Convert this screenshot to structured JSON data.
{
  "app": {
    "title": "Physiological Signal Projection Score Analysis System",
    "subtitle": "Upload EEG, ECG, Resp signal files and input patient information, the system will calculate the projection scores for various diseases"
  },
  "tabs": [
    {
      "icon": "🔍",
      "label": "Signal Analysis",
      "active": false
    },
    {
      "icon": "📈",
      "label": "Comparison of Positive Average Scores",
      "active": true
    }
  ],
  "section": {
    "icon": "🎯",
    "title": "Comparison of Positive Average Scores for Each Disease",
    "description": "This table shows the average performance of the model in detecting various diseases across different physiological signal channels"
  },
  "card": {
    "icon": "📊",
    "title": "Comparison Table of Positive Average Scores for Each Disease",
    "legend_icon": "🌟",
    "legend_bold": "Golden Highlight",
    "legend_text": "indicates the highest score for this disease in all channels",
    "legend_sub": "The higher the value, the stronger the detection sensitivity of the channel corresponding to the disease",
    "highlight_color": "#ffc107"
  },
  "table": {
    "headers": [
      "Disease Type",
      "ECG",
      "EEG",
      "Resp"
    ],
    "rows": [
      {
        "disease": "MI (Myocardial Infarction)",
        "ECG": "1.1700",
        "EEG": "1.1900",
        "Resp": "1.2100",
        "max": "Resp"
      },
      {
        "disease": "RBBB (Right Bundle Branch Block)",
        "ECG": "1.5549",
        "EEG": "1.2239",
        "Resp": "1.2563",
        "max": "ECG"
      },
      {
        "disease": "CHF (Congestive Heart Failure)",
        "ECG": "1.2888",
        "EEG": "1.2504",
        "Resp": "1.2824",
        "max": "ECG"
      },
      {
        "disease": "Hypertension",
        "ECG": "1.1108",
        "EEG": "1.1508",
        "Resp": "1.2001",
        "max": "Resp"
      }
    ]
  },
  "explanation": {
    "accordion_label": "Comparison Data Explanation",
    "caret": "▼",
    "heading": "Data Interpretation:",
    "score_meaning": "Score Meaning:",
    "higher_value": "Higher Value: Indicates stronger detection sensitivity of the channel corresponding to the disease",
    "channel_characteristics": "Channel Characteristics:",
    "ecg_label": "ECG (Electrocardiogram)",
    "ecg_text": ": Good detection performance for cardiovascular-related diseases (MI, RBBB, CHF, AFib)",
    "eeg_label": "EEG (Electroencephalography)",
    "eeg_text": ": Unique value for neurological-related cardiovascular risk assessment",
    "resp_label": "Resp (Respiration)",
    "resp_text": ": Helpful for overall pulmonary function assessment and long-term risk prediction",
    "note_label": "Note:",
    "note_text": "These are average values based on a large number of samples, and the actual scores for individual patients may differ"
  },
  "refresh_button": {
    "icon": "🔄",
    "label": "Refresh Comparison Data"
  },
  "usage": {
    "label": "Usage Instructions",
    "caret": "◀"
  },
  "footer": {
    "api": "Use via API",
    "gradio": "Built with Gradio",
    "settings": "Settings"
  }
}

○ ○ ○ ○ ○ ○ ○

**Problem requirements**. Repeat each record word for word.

**Solution**.
Convert this screenshot to structured JSON data.
{
  "app": {
    "title": "Physiological Signal Projection Score Analysis System",
    "subtitle": "Upload EEG, ECG, Resp signal files and input patient information, the system will calculate the projection scores for various diseases"
  },
  "tabs": [
    {
      "icon": "🔍",
      "label": "Signal Analysis",
      "active": false
    },
    {
      "icon": "📈",
      "label": "Comparison of Positive Average Scores",
      "active": true
    }
  ],
  "section": {
    "icon": "🎯",
    "title": "Comparison of Positive Average Scores for Each Disease",
    "description": "This table shows the average performance of the model in detecting various diseases across different physiological signal channels"
  },
  "card": {
    "icon": "📊",
    "title": "Comparison Table of Positive Average Scores for Each Disease",
    "legend_icon": "🌟",
    "legend_bold": "Golden Highlight",
    "legend_text": "indicates the highest score for this disease in all channels",
    "legend_sub": "The higher the value, the stronger the detection sensitivity of the channel corresponding to the disease",
    "highlight_color": "#ffc107"
  },
  "table": {
    "headers": [
      "Disease Type",
      "ECG",
      "EEG",
      "Resp"
    ],
    "rows": [
      {
        "disease": "MI (Myocardial Infarction)",
        "ECG": "1.1700",
        "EEG": "1.1900",
        "Resp": "1.2100",
        "max": "Resp"
      },
      {
        "disease": "RBBB (Right Bundle Branch Block)",
        "ECG": "1.5549",
        "EEG": "1.2239",
        "Resp": "1.2563",
        "max": "ECG"
      },
      {
        "disease": "CHF (Congestive Heart Failure)",
        "ECG": "1.2888",
        "EEG": "1.2504",
        "Resp": "1.2824",
        "max": "ECG"
      },
      {
        "disease": "Hypertension",
        "ECG": "1.1108",
        "EEG": "1.1508",
        "Resp": "1.2001",
        "max": "Resp"
      }
    ]
  },
  "explanation": {
    "accordion_label": "Comparison Data Explanation",
    "caret": "▼",
    "heading": "Data Interpretation:",
    "score_meaning": "Score Meaning:",
    "higher_value": "Higher Value: Indicates stronger detection sensitivity of the channel corresponding to the disease",
    "channel_characteristics": "Channel Characteristics:",
    "ecg_label": "ECG (Electrocardiogram)",
    "ecg_text": ": Good detection performance for cardiovascular-related diseases (MI, RBBB, CHF, AFib)",
    "eeg_label": "EEG (Electroencephalography)",
    "eeg_text": ": Unique value for neurological-related cardiovascular risk assessment",
    "resp_label": "Resp (Respiration)",
    "resp_text": ": Helpful for overall pulmonary function assessment and long-term risk prediction",
    "note_label": "Note:",
    "note_text": "These are average values based on a large number of samples, and the actual scores for individual patients may differ"
  },
  "refresh_button": {
    "icon": "🔄",
    "label": "Refresh Comparison Data"
  },
  "usage": {
    "label": "Usage Instructions",
    "caret": "◀"
  },
  "footer": {
    "api": "Use via API",
    "gradio": "Built with Gradio",
    "settings": "Settings"
  }
}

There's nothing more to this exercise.